During the first two weeks of June 2016, five separate federal lawsuits were filed challenging the final rule on various grounds.23 A sixth case was filed in September, 2016.24 Three cases were filed in the Northern District of Texas,25 one in the District of Columbia,26 one in Kansas, and the sixth in Minnesota.27 The three Texas cases have been consolidated, and a June 24, 2016 joint motion states that the parties have agreed to proceed “on cross-motions for summary judgment without discovery or any other evidentiary proceedings.”28 A summary judgment hearing in the D.C. case took place on August 25, 2016.29 The Kansas court heard arguments on September 21, 2016.30 The Texas court has scheduled a summary judgment hearing for November 17, 2016.31
Most observers believe that the lawsuits are unlikely to succeed on their merits. They may, however, delay the proposed implementation of the rule, different parts of which are scheduled to take effect in 2017 and 2018. In addition, there is significant opposition to the rule in Congress. On June 8, 2016, President Obama vetoed a resolution, approved by the House in April and the Senate in May, to kill the DOL fiduciary rule.32 If the Republicans win the Presidency and retain control of the House and Senate in the November elections, the rule will almost certainly be killed, one way or another. Even if Secretary Clinton wins the Presidency, her administration might not support the rule as strongly as President Obama and Secretary Perez have done.
It is too early to predict the effect of the new fiduciary rule, if it survives. Supporters contend that it will improve the quality of advice received by retirement investors, thus increasing retirement security. Detractors claim that it will make advice unaffordable or unattainable for many, and that its benefits are outweighed by its costs. ■
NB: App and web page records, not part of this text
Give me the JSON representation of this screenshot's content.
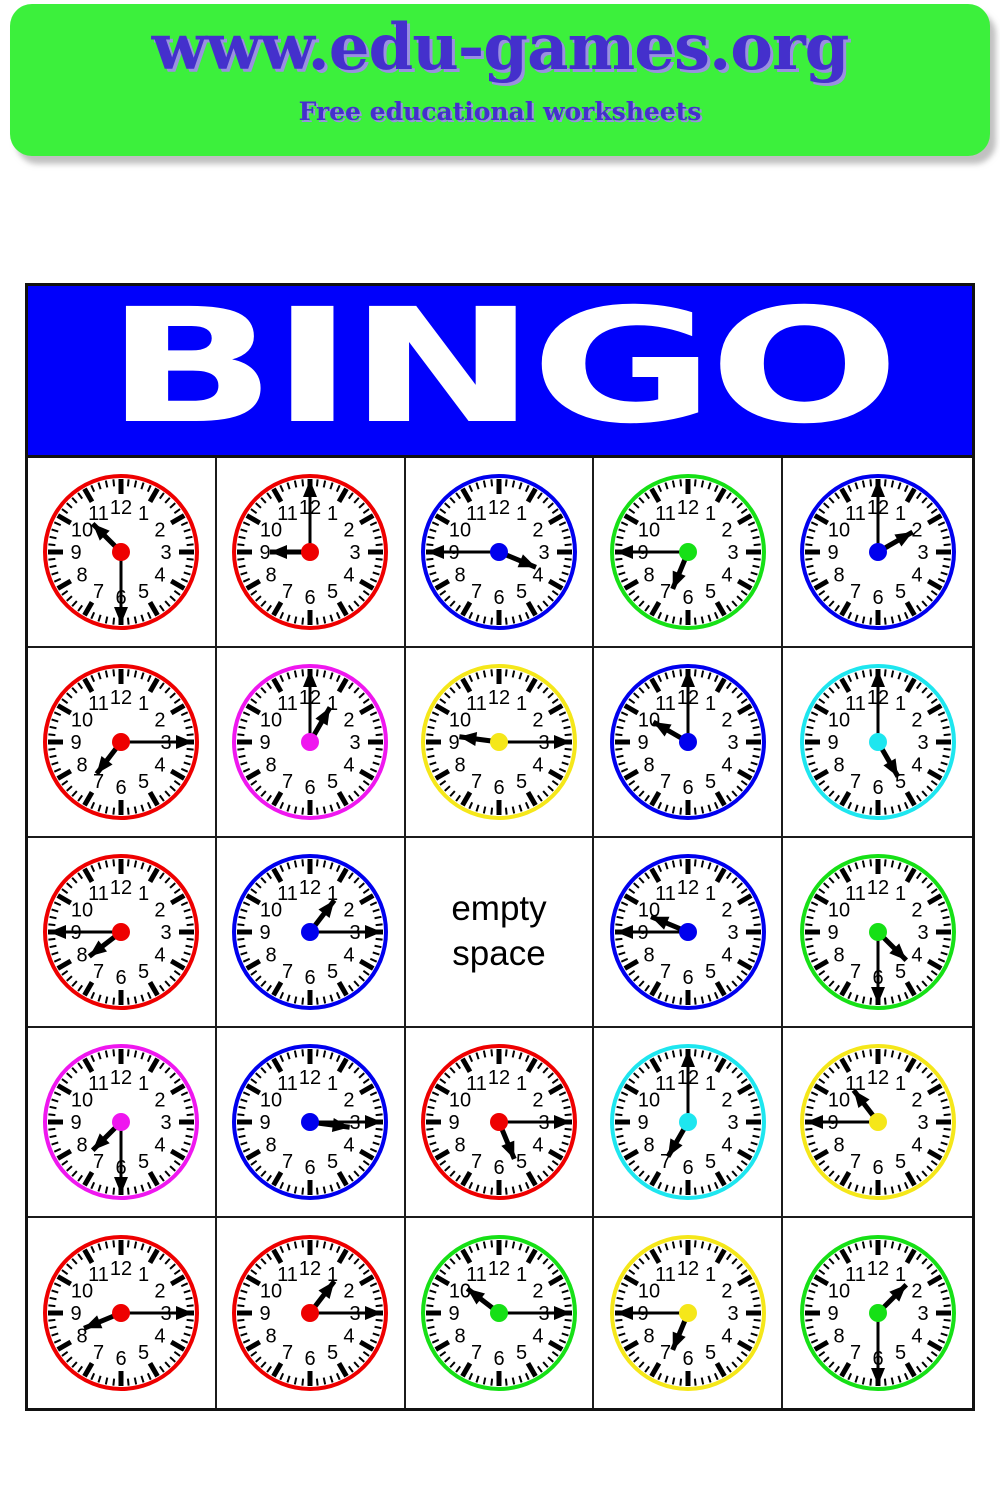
{
  "header": {
    "site_url": "www.edu-games.org",
    "tagline": "Free educational worksheets",
    "banner_color": "#3cf03c",
    "text_color": "#4430cc"
  },
  "card": {
    "title": "BINGO",
    "title_bar_color": "#0000fb",
    "title_text_color": "#ffffff",
    "free_space_label": "empty\nspace",
    "free_space_line1": "empty",
    "free_space_line2": "space",
    "columns": 5,
    "rows": 5
  },
  "chart_data": {
    "type": "table",
    "title": "BINGO",
    "grid": [
      5,
      5
    ],
    "cells": [
      {
        "row": 1,
        "col": 1,
        "kind": "clock",
        "time": "10:30",
        "hour": 10,
        "minute": 30,
        "color": "#ee0000"
      },
      {
        "row": 1,
        "col": 2,
        "kind": "clock",
        "time": "9:00",
        "hour": 9,
        "minute": 0,
        "color": "#ee0000"
      },
      {
        "row": 1,
        "col": 3,
        "kind": "clock",
        "time": "3:45",
        "hour": 3,
        "minute": 45,
        "color": "#0000ee"
      },
      {
        "row": 1,
        "col": 4,
        "kind": "clock",
        "time": "6:45",
        "hour": 6,
        "minute": 45,
        "color": "#16e016"
      },
      {
        "row": 1,
        "col": 5,
        "kind": "clock",
        "time": "2:00",
        "hour": 2,
        "minute": 0,
        "color": "#0000ee"
      },
      {
        "row": 2,
        "col": 1,
        "kind": "clock",
        "time": "7:15",
        "hour": 7,
        "minute": 15,
        "color": "#ee0000"
      },
      {
        "row": 2,
        "col": 2,
        "kind": "clock",
        "time": "1:00",
        "hour": 1,
        "minute": 0,
        "color": "#ef17ef"
      },
      {
        "row": 2,
        "col": 3,
        "kind": "clock",
        "time": "9:15",
        "hour": 9,
        "minute": 15,
        "color": "#f5e71a"
      },
      {
        "row": 2,
        "col": 4,
        "kind": "clock",
        "time": "10:00",
        "hour": 10,
        "minute": 0,
        "color": "#0000ee"
      },
      {
        "row": 2,
        "col": 5,
        "kind": "clock",
        "time": "5:00",
        "hour": 5,
        "minute": 0,
        "color": "#1ee6ef"
      },
      {
        "row": 3,
        "col": 1,
        "kind": "clock",
        "time": "7:45",
        "hour": 7,
        "minute": 45,
        "color": "#ee0000"
      },
      {
        "row": 3,
        "col": 2,
        "kind": "clock",
        "time": "1:15",
        "hour": 1,
        "minute": 15,
        "color": "#0000ee"
      },
      {
        "row": 3,
        "col": 3,
        "kind": "free",
        "time": null,
        "hour": null,
        "minute": null,
        "color": null
      },
      {
        "row": 3,
        "col": 4,
        "kind": "clock",
        "time": "9:45",
        "hour": 9,
        "minute": 45,
        "color": "#0000ee"
      },
      {
        "row": 3,
        "col": 5,
        "kind": "clock",
        "time": "4:30",
        "hour": 4,
        "minute": 30,
        "color": "#16e016"
      },
      {
        "row": 4,
        "col": 1,
        "kind": "clock",
        "time": "7:30",
        "hour": 7,
        "minute": 30,
        "color": "#ef17ef"
      },
      {
        "row": 4,
        "col": 2,
        "kind": "clock",
        "time": "3:15",
        "hour": 3,
        "minute": 15,
        "color": "#0000ee"
      },
      {
        "row": 4,
        "col": 3,
        "kind": "clock",
        "time": "5:15",
        "hour": 5,
        "minute": 15,
        "color": "#ee0000"
      },
      {
        "row": 4,
        "col": 4,
        "kind": "clock",
        "time": "7:00",
        "hour": 7,
        "minute": 0,
        "color": "#1ee6ef"
      },
      {
        "row": 4,
        "col": 5,
        "kind": "clock",
        "time": "10:45",
        "hour": 10,
        "minute": 45,
        "color": "#f5e71a"
      },
      {
        "row": 5,
        "col": 1,
        "kind": "clock",
        "time": "8:15",
        "hour": 8,
        "minute": 15,
        "color": "#ee0000"
      },
      {
        "row": 5,
        "col": 2,
        "kind": "clock",
        "time": "1:15",
        "hour": 1,
        "minute": 15,
        "color": "#ee0000"
      },
      {
        "row": 5,
        "col": 3,
        "kind": "clock",
        "time": "10:15",
        "hour": 10,
        "minute": 15,
        "color": "#16e016"
      },
      {
        "row": 5,
        "col": 4,
        "kind": "clock",
        "time": "6:45",
        "hour": 6,
        "minute": 45,
        "color": "#f5e71a"
      },
      {
        "row": 5,
        "col": 5,
        "kind": "clock",
        "time": "1:30",
        "hour": 1,
        "minute": 30,
        "color": "#16e016"
      }
    ],
    "clock_numerals": [
      "12",
      "1",
      "2",
      "3",
      "4",
      "5",
      "6",
      "7",
      "8",
      "9",
      "10",
      "11"
    ]
  }
}
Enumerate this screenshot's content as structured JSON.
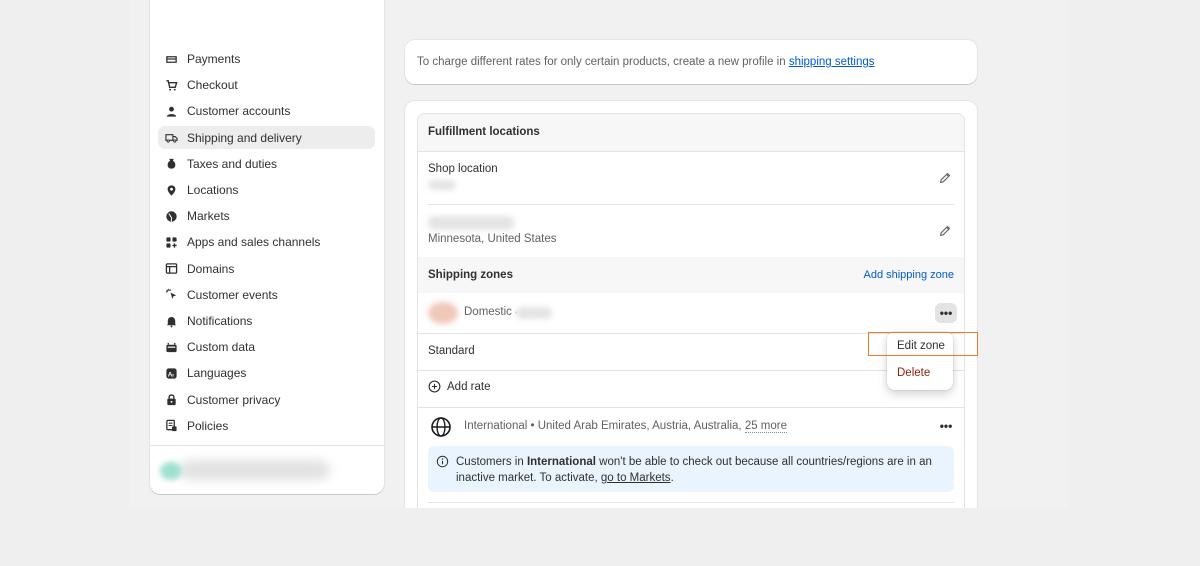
{
  "sidebar": {
    "items": [
      {
        "label": "Payments",
        "icon": "payments-icon",
        "active": false
      },
      {
        "label": "Checkout",
        "icon": "cart-icon",
        "active": false
      },
      {
        "label": "Customer accounts",
        "icon": "person-icon",
        "active": false
      },
      {
        "label": "Shipping and delivery",
        "icon": "truck-icon",
        "active": true
      },
      {
        "label": "Taxes and duties",
        "icon": "tax-icon",
        "active": false
      },
      {
        "label": "Locations",
        "icon": "location-pin-icon",
        "active": false
      },
      {
        "label": "Markets",
        "icon": "globe-icon",
        "active": false
      },
      {
        "label": "Apps and sales channels",
        "icon": "apps-icon",
        "active": false
      },
      {
        "label": "Domains",
        "icon": "domains-icon",
        "active": false
      },
      {
        "label": "Customer events",
        "icon": "cursor-click-icon",
        "active": false
      },
      {
        "label": "Notifications",
        "icon": "bell-icon",
        "active": false
      },
      {
        "label": "Custom data",
        "icon": "database-icon",
        "active": false
      },
      {
        "label": "Languages",
        "icon": "language-icon",
        "active": false
      },
      {
        "label": "Customer privacy",
        "icon": "lock-icon",
        "active": false
      },
      {
        "label": "Policies",
        "icon": "policy-icon",
        "active": false
      }
    ]
  },
  "top_card": {
    "text": "To charge different rates for only certain products, create a new profile in ",
    "link": "shipping settings"
  },
  "fulfillment": {
    "title": "Fulfillment locations",
    "location1_title": "Shop location",
    "location2_address": "Minnesota, United States"
  },
  "shipping_zones": {
    "title": "Shipping zones",
    "add_zone": "Add shipping zone",
    "domestic_label": "Domestic",
    "domestic_separator": "•",
    "rate_name": "Standard",
    "add_rate": "Add rate",
    "international_prefix": "International • United Arab Emirates, Austria, Australia, ",
    "international_more": "25 more",
    "more_dots": "•••"
  },
  "info": {
    "part1": "Customers in ",
    "bold": "International",
    "part2": " won't be able to check out because all countries/regions are in an inactive market. To activate, ",
    "link": "go to Markets",
    "part3": "."
  },
  "popover": {
    "edit": "Edit zone",
    "delete": "Delete"
  },
  "colors": {
    "link": "#005bd3",
    "delete": "#8e1f0b",
    "highlight": "#ef7a2f",
    "info_bg": "#eaf4ff"
  }
}
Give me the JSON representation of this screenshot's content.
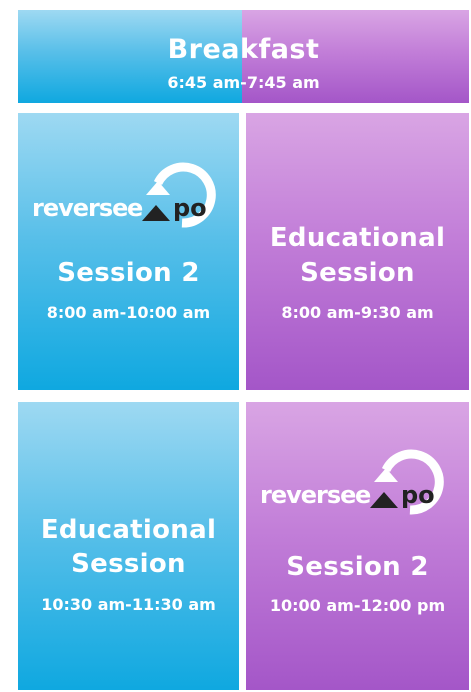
{
  "breakfast": {
    "title": "Breakfast",
    "time": "6:45 am-7:45 am"
  },
  "cells": {
    "top_left": {
      "logo_text": "reverseexpo",
      "title": "Session 2",
      "time": "8:00 am-10:00 am"
    },
    "top_right": {
      "title_line1": "Educational",
      "title_line2": "Session",
      "time": "8:00 am-9:30 am"
    },
    "bottom_left": {
      "title_line1": "Educational",
      "title_line2": "Session",
      "time": "10:30 am-11:30 am"
    },
    "bottom_right": {
      "logo_text": "reverseexpo",
      "title": "Session 2",
      "time": "10:00 am-12:00 pm"
    }
  },
  "colors": {
    "blue": "#0fa8e0",
    "purple": "#a456c8",
    "text": "#ffffff"
  },
  "icons": {
    "logo": "reverse-expo-logo-icon"
  }
}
1 Investment Company Institute, Retirement Assets Total $24.5 Trillion in Second Quarter 2016.
4 ERISA § 3(21)(A).
7 See ERISA §§ 404 et seq.
9 Reorganization Plan, 5 U.S.C. App. 1, 92 Stat. 3790.
18 81 Fed. Reg. at 21003.
21 “Taken together, the new exemptions and amendments to existing exemptions ensure that Retirement Investors are consistently protected by Impartial Conduct Standards, regardless of the particular exemption upon which the adviser relies.” 81 Fed. Reg. at 21007.
22 See, e.g., Consumer Federation of America, 6 Ways the DOL Fiduciary Rule Improves Protections for Retirement Savers (Apr. 6, 2016).
23 See David Pratt, Focus On… Lawsuits Challenging The Department of Labor’s Fiduciary Rule, Journal of Pension Benefits (forthcoming 2016). The Texas lawsuit, for example, claims that the rule “oversteps the DOL’s authority [and] creates unwarranted burdens and liabilities” (among other issues raised in the complaint). See Greg Iacurci, Nine groups file lawsuit to strike down ‘capricious’ DOL fiduciary rule, Investment News (Jun 2, 2016).
24 Thrivent Financial for Lutherans v. Perez, Case No. 0:16-cv-03289-SRN-HB, D. Minn., filed Sept. 29, 2016.
25 The lead plaintiffs are the U.S. Chamber of Commerce, the American Council of Life Insurers and the Indexed Annuity Leadership Council.
26 The plaintiff is the National Association for Fixed Annuities.
27 The plaintiff is Market Synergy Group, Inc., an insurance agency based in Topeka.
28 Mark Schoeff Jr., Litigation schedule set for suits against DOL fiduciary rule, Investment News (Jun 27, 2016).
30 John Hilton, Kansas Judge ‘Sympathetic’ to Market Synergy DOL Case, Insurance Newsnet.com (Sept. 22, 2016).
31 Mark Schoeff Jr., Dallas court schedules hearing for lawsuits against DOL fiduciary rule, Investment News (July 8, 2016).
32 Mark Schoeff Jr., Obama vetoes resolution against DOL fiduciary rule, Investment News (June 8, 2016).